In 2015, Providence Center for Medically Fragile Children (CMFC) started working to improve their medication administration safety by moving to an electronic medical records system and incorporating medication barcode technology. The former manual process did not have strong safeguards to prevent medications to be administered to the wrong person. This new system provides a valuable barcode verification that assures the medication barcode matches the child’s.
This transition to barcode verification was proven to be worthwhile because shortly after, CMFC reported that a staff member who was preparing a medication for one of the children was immediately alerted when their scanner identified the recipient’s barcode did not match the prescribed medication in the system. This potentially disastrous oversight was prevented before it occurred.

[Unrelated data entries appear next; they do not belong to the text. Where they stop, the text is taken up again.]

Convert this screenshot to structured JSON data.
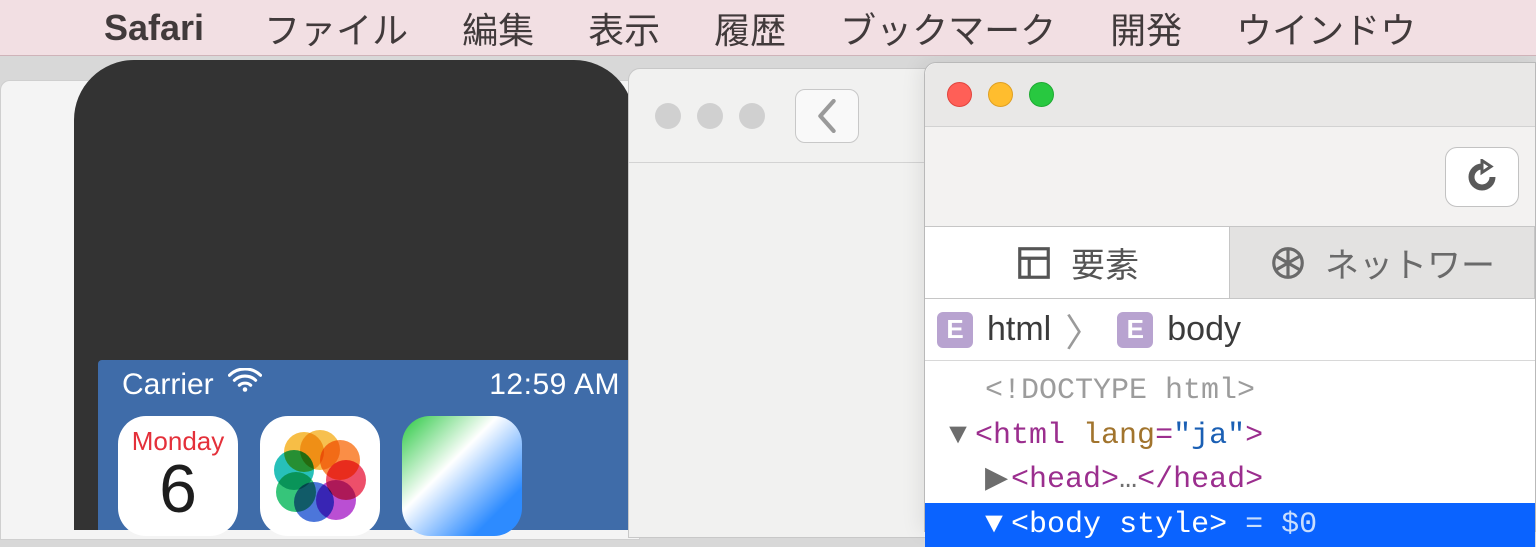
{
  "menubar": {
    "app": "Safari",
    "items": [
      "ファイル",
      "編集",
      "表示",
      "履歴",
      "ブックマーク",
      "開発",
      "ウインドウ"
    ]
  },
  "simulator": {
    "carrier": "Carrier",
    "time": "12:59 AM",
    "calendar": {
      "day": "Monday",
      "date": "6"
    }
  },
  "inspector": {
    "tabs": {
      "elements": "要素",
      "network": "ネットワー"
    },
    "breadcrumb": {
      "root": "html",
      "current": "body"
    },
    "dom": {
      "doctype": "<!DOCTYPE html>",
      "html_open": "html",
      "html_lang_attr": "lang",
      "html_lang_val": "\"ja\"",
      "head_open": "head",
      "head_ellipsis": "…",
      "head_close": "head",
      "body_open": "body",
      "body_attr": "style",
      "body_hint": "= $0"
    }
  }
}
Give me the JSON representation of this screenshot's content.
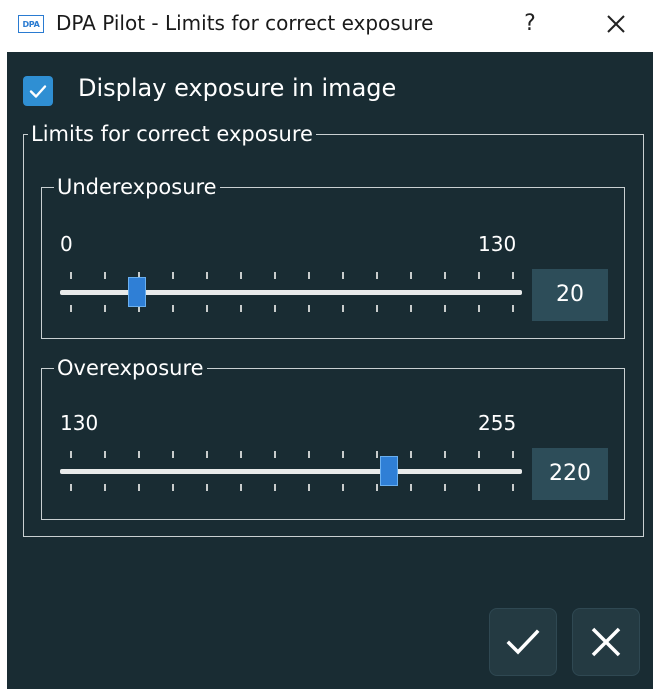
{
  "window": {
    "icon_text": "DPA",
    "title": "DPA Pilot - Limits for correct exposure",
    "help_label": "?"
  },
  "display_exposure": {
    "label": "Display exposure in image",
    "checked": true
  },
  "limits_group": {
    "title": "Limits for correct exposure",
    "underexposure": {
      "title": "Underexposure",
      "min": 0,
      "max": 130,
      "value": 20,
      "min_label": "0",
      "max_label": "130",
      "value_label": "20"
    },
    "overexposure": {
      "title": "Overexposure",
      "min": 130,
      "max": 255,
      "value": 220,
      "min_label": "130",
      "max_label": "255",
      "value_label": "220"
    }
  },
  "actions": {
    "ok_icon": "checkmark-icon",
    "cancel_icon": "x-icon"
  },
  "colors": {
    "background": "#192c33",
    "accent": "#2f8fd3",
    "value_box": "#2d4d59"
  }
}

3. Providence Portland Medical Center: Uses High Reliability
Providence Portland has incorporated high-reliability practices into their routine by performing daily safety huddles. Hospital department leaders gather for 15 minutes every day to examine patient safety issues that have taken place in the last 24 hours and identify safety issues that may potentially rise in the next 24 hours. These quick huddles enable their teams to quickly communicate issues, respond to safety concerns in real time, identify common concerns across departments, and share their experiences with the entire health system.
In the event of an accident or injury, Providence Portland will conduct a root cause analysis (RCA) and send a disclosure letter to the patient with an invitation to join the conversation after the investigation and action planning has been completed. This measure helps restore the patient’s trust in the organization that may have been compromised as a result of the incident.
4. Samaritan Albany Hospital: Focuses on Fall Prevention
To address the high volume of patients admitted into Samaritan Albany who are considered being at high risk for falls, the health system introduced a “Look at Me, Please” (LAMP) program. In the LAMP program, signs are placed on the outward facing doors of high-risk patient rooms, which alerts every passing staff member—regardless of their role in the hospital—to check in on the patient. Not only does this add an extra layer of safety to the traditional rounding techniques, it brings everyone in the organization, from physicians to nurses, to nutrition staff and housekeeping, into the care of that patient.
5. Corvallis Clinic Surgery Center: Promotes Open Communication
Corvallis Clinic developed a written notification process that followed serious adverse events to openly communicate with their patients about what happened and what was being done to prevent it from happening again in the future. Its success was achieved only through the commitment of leadership, providers, and staff who recognized the value of transparency and apology—as well as the significance of openly communicating in cases of unexpected harm.
Krista Bass, the infection prevention nurse for Corvallis Clinic, says, “Being transparent about adverse events [is] an important first step in addressing patient safety issues.” Implementing the written notification process required support from various members in the organization, specifically our legal department, providers and leadership team. Everyone needed to come to an agreement about not only providing written notification, but on how to relay the information to the patient, Bass says.
Does your healthcare organization have any patient safety success stories? Please share; we’d love you to hear from you!